One of the legacies of having no local democracy with any power is that our politicians have little skill at handling or managing trade-offs…

Probably the most obvious example of that is the proposed legislation on parades… Which effectively takes an extreme measure which has been adopted for managing Orange parades through nationalist areas, and scaling it up…

The truth is government local and Stormont will have a great deal more mundane issues to deal with once the smog of war has cleared…

What’s interesting about Edwin Poots dramatic decision today to approve the Rose Energy Incinerator on the banks of Lough Neagh is that it contrasts with his previous decisions, for instance with the interconnector over the border to put the project out to public inquiry, and likewise, the new shopping centre in Lisburn…

In the case of the north shore generator, the decision was defered to the council, who after £120,000 public consultation which gave them an overwhelming approval… The council then voted no, because the few wards in the city who were affected by it didn’t want it…

The contrast with the Rose Generator could hardly be more stark…

The incinerator certainly addresses some pressing issues.

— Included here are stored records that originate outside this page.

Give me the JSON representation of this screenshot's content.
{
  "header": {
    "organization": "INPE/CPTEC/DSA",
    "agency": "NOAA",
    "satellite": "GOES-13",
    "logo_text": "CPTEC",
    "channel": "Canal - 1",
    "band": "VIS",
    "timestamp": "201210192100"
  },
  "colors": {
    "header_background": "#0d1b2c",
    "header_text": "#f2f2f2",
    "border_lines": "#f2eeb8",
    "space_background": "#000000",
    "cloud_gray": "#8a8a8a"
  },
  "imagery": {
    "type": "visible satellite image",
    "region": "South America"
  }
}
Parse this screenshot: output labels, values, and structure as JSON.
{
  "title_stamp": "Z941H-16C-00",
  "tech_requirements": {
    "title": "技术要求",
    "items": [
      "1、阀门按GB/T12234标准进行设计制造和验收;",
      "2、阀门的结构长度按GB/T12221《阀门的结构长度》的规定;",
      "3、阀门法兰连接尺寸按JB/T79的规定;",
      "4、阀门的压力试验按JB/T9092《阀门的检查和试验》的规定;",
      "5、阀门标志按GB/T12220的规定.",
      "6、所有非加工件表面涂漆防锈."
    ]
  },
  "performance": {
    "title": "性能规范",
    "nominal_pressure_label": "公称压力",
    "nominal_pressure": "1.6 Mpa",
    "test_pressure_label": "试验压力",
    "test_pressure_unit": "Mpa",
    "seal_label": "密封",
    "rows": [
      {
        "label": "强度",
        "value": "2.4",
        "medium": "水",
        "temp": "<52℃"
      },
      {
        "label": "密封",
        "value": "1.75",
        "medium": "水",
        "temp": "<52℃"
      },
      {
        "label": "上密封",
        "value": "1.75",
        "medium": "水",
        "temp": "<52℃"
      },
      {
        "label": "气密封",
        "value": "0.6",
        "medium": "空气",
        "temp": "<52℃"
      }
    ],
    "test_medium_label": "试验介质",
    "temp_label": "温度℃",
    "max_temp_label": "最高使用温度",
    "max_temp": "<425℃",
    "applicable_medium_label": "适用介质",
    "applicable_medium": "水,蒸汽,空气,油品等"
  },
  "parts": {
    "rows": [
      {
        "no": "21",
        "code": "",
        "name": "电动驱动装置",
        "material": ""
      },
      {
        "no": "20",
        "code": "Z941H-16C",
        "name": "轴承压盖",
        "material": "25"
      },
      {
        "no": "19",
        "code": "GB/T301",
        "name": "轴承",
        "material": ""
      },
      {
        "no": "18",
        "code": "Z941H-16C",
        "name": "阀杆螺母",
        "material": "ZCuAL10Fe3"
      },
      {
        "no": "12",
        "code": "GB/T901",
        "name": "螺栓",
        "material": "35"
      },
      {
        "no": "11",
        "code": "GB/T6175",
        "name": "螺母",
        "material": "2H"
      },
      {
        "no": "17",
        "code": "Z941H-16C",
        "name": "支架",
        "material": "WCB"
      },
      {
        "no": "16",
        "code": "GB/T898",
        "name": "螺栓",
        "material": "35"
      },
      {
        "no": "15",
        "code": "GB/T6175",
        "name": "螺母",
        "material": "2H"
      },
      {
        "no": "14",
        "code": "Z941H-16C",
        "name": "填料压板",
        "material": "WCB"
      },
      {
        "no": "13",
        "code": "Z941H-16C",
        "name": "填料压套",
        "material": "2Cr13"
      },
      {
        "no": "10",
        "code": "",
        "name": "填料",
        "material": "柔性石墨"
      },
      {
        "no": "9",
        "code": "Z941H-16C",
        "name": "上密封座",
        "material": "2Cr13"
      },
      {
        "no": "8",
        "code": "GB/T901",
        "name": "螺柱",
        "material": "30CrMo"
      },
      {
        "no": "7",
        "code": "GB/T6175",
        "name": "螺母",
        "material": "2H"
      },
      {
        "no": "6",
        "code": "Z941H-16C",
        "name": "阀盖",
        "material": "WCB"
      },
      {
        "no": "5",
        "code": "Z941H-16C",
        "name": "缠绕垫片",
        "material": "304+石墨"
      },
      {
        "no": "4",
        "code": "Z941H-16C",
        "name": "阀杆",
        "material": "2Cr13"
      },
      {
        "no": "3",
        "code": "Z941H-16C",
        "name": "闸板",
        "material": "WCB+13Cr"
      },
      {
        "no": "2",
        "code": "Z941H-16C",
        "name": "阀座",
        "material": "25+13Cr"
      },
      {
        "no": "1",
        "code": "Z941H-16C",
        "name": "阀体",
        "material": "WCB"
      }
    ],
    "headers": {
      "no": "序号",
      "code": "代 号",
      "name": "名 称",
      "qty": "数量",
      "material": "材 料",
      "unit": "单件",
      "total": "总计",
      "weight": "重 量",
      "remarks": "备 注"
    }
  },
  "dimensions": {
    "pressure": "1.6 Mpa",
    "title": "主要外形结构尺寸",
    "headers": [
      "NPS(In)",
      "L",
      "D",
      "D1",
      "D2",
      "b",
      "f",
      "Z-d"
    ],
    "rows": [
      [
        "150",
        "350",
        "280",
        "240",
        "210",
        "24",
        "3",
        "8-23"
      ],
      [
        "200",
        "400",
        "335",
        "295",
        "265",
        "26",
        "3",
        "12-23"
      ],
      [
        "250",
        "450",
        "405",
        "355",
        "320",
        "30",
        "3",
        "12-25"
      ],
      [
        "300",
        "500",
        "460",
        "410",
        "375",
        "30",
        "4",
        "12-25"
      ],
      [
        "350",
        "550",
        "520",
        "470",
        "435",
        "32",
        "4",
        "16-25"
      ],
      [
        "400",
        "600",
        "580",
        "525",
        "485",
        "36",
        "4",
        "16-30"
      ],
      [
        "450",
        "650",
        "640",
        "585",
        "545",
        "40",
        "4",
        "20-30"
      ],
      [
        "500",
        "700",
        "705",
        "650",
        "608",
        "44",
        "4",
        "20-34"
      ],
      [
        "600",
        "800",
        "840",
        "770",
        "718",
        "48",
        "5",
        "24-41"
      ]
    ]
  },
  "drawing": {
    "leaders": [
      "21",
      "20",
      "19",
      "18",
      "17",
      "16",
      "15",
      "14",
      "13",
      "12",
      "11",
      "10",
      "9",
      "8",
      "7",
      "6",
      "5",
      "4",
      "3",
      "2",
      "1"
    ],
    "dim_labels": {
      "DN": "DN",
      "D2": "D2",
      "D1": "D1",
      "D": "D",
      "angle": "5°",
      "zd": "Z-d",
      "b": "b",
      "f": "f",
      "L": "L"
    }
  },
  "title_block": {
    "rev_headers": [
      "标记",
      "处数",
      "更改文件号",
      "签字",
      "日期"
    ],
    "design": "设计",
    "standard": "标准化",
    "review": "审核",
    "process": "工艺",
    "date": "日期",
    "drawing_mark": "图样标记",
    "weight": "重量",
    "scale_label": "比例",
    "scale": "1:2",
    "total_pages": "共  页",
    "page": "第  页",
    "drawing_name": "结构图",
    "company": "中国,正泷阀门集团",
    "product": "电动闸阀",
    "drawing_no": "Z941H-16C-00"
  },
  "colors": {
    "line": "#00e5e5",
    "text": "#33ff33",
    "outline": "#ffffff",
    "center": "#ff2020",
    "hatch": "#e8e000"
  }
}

Not least the pollution of the local water table by nitrates, such that that area is now in serious breach of the EU Nitrates Directive. An incinerator of the sort proposed will likely deal with that problem.

However there is likely to be a push back from the Glenavy based pressure group, CALNI... who argue that it will push dioxins into the air that will affect a relatively densely populated rural and semi rural area… as well as being  local eyesore…

So where’s the mediation? The public debate? The meeting of the residents even some of the way? Whether it is true or not, it gives the distinct impression that if there is no substantial local political interest that ministers are willing to go against local opinion…

If you are local and affected by this, let us know how you think? If you are an expert in the field and know of some of the complications around this story, let us know?

Mick is founding editor of Slugger. He has written papers on the impacts of the Internet on politics and the wider media and is a regular guest and speaking events across Ireland, the UK and Europe. Twitter: @MickFealty